Where Does Chris Sale Rank Among the All-Time MLB Strikeout Leaders?

Chris Sale is in the midst of the worst season of his career. Through his first 25 starts he has a 4.40 ERA, far higher than his previous career-high of 3.41 set back in 2015. But even in the midst of a down year, Sale is still racking up strikeouts at a historic rate.

The 30-year-old struck out 12 batters in a 7-6 win over the Cleveland Indians earlier this week. In doing so, he brought his season strikeout total up to 218, and his career strikeout total up to 2,007.

Sale became the fastest in MLB history to get to 2,000 strikeouts

When Chris Sale struck out rookie Oscar Mercado in the third inning against Cleveland, he became the fastest pitcher in MLB history to get to 2,000 strikeouts. He accomplished the feat in just 1,626 innings, joining some very impressive company in surpassing three previous fastest to do so in Pedro Martinez (1,711.1 innings), Randy Johnson (1,733.1 innings), and Max Scherzer (1,784 innings).

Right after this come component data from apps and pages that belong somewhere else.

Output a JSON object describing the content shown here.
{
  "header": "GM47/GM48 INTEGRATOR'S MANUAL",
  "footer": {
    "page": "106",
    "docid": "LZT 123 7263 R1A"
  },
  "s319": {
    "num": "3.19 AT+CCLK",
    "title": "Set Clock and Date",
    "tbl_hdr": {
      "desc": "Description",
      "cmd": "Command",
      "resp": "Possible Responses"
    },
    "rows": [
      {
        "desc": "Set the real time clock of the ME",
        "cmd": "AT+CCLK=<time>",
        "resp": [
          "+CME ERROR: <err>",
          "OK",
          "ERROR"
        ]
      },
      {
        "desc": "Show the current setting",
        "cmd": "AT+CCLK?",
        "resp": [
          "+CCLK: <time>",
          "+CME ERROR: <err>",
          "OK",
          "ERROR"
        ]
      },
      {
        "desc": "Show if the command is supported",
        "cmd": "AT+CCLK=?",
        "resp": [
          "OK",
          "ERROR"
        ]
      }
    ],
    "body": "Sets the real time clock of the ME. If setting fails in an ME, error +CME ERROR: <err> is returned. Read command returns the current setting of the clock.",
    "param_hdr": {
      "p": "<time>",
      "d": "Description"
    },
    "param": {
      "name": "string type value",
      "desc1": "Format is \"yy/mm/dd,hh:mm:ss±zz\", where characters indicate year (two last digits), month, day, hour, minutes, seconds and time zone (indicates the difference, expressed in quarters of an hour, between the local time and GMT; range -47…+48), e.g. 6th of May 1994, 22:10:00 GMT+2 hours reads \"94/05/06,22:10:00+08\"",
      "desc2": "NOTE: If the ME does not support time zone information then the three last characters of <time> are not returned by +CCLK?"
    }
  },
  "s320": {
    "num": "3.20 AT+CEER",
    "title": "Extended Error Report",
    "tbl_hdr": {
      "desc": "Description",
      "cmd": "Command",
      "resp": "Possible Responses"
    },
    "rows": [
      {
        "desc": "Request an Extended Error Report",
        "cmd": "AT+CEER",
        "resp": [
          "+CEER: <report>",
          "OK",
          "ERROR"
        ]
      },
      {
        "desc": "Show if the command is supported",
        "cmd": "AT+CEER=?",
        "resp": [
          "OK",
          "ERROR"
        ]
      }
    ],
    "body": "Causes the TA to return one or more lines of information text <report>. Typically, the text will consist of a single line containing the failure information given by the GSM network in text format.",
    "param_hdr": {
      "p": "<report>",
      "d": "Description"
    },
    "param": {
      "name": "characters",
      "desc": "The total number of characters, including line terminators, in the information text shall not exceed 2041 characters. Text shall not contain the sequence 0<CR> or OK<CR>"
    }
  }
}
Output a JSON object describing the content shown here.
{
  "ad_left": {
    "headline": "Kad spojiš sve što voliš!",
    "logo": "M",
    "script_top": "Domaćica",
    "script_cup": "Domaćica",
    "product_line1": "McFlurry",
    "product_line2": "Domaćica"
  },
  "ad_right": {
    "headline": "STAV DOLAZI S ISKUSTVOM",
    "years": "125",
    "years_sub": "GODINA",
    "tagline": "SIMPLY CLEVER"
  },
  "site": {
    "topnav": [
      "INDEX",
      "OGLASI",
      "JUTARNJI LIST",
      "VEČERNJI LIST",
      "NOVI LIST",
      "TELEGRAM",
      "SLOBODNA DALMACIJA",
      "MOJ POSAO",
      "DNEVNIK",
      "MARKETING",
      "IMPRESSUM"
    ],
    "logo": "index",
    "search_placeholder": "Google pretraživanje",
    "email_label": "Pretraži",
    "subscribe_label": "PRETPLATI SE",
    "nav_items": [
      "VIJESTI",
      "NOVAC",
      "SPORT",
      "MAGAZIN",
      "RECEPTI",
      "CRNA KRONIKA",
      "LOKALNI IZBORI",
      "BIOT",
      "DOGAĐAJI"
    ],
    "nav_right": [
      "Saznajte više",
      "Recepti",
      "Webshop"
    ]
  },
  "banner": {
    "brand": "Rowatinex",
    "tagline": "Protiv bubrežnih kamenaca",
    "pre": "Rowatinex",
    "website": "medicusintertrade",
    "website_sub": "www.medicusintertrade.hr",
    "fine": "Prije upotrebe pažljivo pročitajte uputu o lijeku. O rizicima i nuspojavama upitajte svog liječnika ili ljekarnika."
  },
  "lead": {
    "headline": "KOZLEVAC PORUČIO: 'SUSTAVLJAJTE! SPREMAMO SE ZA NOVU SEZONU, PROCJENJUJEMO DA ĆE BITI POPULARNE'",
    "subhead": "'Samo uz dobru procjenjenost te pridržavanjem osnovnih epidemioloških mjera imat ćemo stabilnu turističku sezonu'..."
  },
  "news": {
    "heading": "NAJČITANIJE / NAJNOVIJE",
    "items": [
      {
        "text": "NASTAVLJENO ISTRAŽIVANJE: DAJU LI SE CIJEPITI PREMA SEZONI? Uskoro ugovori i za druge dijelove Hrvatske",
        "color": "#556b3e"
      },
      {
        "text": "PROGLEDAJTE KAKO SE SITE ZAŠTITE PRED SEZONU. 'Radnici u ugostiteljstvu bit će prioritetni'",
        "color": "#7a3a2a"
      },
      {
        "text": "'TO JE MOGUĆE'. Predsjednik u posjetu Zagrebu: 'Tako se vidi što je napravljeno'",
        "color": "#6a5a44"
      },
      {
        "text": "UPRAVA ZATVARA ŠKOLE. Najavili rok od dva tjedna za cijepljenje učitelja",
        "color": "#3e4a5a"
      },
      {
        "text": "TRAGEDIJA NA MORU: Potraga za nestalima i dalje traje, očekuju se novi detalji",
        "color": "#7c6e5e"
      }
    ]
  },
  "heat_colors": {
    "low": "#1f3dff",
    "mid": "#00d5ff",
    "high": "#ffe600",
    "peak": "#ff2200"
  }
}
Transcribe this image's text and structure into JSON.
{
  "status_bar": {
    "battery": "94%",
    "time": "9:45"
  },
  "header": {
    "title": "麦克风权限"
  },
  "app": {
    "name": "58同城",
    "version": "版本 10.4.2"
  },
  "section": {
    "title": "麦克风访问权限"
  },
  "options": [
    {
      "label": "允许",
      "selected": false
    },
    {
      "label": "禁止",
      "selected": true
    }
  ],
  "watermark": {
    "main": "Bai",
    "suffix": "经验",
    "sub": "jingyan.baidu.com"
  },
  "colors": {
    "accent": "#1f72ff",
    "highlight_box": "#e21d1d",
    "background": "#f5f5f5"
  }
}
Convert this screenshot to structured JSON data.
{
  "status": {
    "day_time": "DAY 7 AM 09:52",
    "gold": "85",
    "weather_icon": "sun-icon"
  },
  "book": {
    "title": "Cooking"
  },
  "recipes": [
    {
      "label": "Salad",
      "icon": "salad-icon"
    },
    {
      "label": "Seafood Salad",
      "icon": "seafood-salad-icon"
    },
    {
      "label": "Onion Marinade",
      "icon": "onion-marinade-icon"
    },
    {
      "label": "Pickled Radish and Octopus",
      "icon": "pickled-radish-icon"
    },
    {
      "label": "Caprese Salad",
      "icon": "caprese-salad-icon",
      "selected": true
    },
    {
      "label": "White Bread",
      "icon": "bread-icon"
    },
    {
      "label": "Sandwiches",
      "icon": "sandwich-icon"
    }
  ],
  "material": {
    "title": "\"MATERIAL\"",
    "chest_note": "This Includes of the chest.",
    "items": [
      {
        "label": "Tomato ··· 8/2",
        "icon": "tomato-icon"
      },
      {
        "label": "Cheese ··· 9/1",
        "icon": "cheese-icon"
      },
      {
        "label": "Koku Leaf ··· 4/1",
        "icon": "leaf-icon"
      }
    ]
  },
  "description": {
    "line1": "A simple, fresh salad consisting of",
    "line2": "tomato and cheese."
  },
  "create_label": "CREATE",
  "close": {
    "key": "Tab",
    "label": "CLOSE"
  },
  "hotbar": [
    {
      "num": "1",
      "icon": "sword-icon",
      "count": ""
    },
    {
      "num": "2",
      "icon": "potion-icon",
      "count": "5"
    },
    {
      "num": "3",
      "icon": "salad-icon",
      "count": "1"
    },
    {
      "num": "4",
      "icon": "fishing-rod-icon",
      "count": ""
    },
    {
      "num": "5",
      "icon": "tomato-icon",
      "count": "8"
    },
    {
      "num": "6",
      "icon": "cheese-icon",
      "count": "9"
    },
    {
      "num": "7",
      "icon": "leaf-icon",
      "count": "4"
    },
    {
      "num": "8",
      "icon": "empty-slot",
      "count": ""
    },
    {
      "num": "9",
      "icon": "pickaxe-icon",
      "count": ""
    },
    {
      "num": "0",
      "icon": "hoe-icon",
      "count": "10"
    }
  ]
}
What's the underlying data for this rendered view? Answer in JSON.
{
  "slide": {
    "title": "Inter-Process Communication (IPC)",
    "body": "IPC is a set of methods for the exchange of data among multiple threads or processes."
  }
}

Sale started his career out of the bullpen with the Chicago White Sox, striking out 32 batters in 23.1 innings as a rookie in 2010 and 79 batters in 71 innings in 2011. In his first year as a starter in 2012, he struck out 192 batters in 192 innings pitched.

Since then, Chris Sale has struck out at least 200 batters in each of his last seven years as a starter, averaging 243.4 strikeouts per season over that stretch. Sale’s best single-season mark came in his first year in Boston in 2017 when he struck out 308 hitters in 214.1 innings pitched.

The 30-year-old is the current all-time leader in strikeouts per nine innings pitched with 11.1. Through his first three seasons in Boston, Sale has averaged 13.2 strikeouts for every nine innings he has pitched.

Less than 100 MLB pitchers have ever achieved the 2,000 K milestone

Chris Sale picked up his first 1,244 strikeouts with the Chicago White Sox
Chris Sale picked up his first 1,244 strikeouts with the Chicago White Sox | Photo by Mitchell Leff/Getty Images

Chris Sale became just the 83rd player in MLB history to reach 2,000 strikeouts over the course of a career. His Red Sox teammate David Price should be next to join the club as he is currently sitting on 1,979 strikeouts through 2,027.2 career innings pitched.

Sale’s next big milestone will come at 3,000 strikeouts. CC Sabathia became the 17th pitcher in MLB history to reach 3,000 strikeouts earlier this season. Justin Verlander is less than 100 strikeouts away from becoming No. 18 on that list while Max Scherzer, Zack Greinke, Cole Hamels, and Felix Hernandez are all within striking distance with over 2,500 career strikeouts to date.

Nolan Ryan is the strikeout king


Barring any health issues, Chris Sale should easily get to 3,000 strikeouts. His career 3.03 ERA and 1.03 WHIP suggest that this season’s struggles are an anomaly, and even if he doesn’t return to his previous form, he’s still striking out opposing batters at a very high rate in a league that keeps striking out more and more frequently.

Sale also has a very legitimate shot at joining Nolan Ryan, Randy Johnson, Roger Clemens, and Steve Carlton as the only pitchers in MLB history to record 4,000 strikeouts. What he almost certainly won’t do, however, is catch the strikeout king Nolan Ryan.

Nolan Ryan is the only pitcher in MLB history to collect over 5,000 strikeouts, blowing that marker away with a total of 5,714 punchouts throughout his 27-year career. Ryan never showed any signs of slowing down either, averaging over a strikeout per inning from age 40 through 46 with 1,437 strikeouts in 1,271.2 innings.

To pass Ryan, Sale will need to average 250 strikeouts per season… for the next 15 seasons. Good luck, Chris.